In the first 2 weeks of life this can be a common phenomenon called cluster feeding. Try to keep up and as your breast milk supply increases and peaks, usually at 2-3 weeks, this typically will resolve, and your baby is satiated. If it seems that your baby is continuing to cluster feed for hours at a time after the age of 3-4 weeks, there is probably an issue with caloric volume. At this point, we should consider changing the feeding plan as this can take an unbearable toll on a mother’s wellbeing.
Will Not Take the Bottle:
We recommend introducing the bottle at around 3-4 weeks. This is late enough that your baby will not get lazy or confused with breastfeeding and early enough that he will accept the bottle. If your baby will not take a bottle, try different types of nipples. Unfortunately, there is no clear-cut solution. Sometimes this situation culminates in a very hard first week of daycare.
Formulas: Which ones should you use?
There are basically 4 types of formula-
- Cow milk protein-based formula- Enfamil, Similac or Good Start. Other generic brands such as Kirkland brand or Target brand are also perfectly suitable as long as they contain DHE.
- Within this group are also available: lactose free formulas, lower lactose formulas with partially hydrolyzed proteins (Enfamil Gentle Ease) (for babies with lactose intolerance) and thickened formulas (Enfamil AR) (for babies with reflux)
- Soy protein-based formula-Prosoybee or Isomil.
- Hydrosylate formulas- Nutramigen or Alimentum (for milk protein allergies)
- Formula for Premature babies- Neosure 22- this is a formula with extra calories and nutrition.
We personally recommend starting with Enfamil Lipil and the Enfamil line of products because it has the highest concentration of DHE. DHE has been proven to help with brain and eye development.
For excessive gas/loose stools/pain
- First, try Enfamil Gentle Ease (partially hydrolyzed proteins and less lactose) or Nestle Good Start (has probiotics mixed in) or adding over the counter probiotics.

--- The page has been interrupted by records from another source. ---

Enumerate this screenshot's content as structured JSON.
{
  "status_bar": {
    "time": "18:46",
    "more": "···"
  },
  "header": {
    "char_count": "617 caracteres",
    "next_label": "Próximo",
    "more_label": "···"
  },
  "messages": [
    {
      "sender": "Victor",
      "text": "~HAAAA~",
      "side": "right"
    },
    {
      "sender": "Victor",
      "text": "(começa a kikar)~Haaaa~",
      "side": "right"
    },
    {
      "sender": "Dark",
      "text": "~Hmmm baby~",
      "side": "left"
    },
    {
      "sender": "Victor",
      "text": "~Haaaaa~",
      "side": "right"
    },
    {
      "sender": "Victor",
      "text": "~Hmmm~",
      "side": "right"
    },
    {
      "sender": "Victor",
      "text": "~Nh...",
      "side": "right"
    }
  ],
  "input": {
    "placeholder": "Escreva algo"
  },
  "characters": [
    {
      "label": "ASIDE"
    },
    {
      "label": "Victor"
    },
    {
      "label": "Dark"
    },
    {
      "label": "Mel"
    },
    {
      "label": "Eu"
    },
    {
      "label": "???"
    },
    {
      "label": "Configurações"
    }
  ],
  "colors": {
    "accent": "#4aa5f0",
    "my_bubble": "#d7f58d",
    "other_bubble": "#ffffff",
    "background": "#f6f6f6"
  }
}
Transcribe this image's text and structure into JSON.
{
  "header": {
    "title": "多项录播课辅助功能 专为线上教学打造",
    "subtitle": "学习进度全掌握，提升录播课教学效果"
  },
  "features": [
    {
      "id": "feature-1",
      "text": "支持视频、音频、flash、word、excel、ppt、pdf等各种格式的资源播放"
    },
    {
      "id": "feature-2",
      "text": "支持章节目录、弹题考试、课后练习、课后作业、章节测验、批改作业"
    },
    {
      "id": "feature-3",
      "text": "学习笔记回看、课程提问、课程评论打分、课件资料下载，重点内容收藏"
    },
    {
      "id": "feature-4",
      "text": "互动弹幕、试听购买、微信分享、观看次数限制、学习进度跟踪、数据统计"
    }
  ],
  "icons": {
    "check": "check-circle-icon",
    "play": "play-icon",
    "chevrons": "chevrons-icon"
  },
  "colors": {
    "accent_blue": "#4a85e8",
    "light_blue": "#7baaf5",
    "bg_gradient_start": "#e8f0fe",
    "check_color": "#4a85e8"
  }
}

- Second line would be to switch a soy formula (Prosoybee) for presumed milk protein allergy.
- Lastly, would be to switch to a hydrosylated formula (Nutramigen) (with pre- digested proteins) for presumed true milk protein allergy.
For excessive pain with reflux
Try Enfamil AR- this formula is mixed with a rice substitute than becomes more viscous after it hits the stomach, making it less likely to reflux.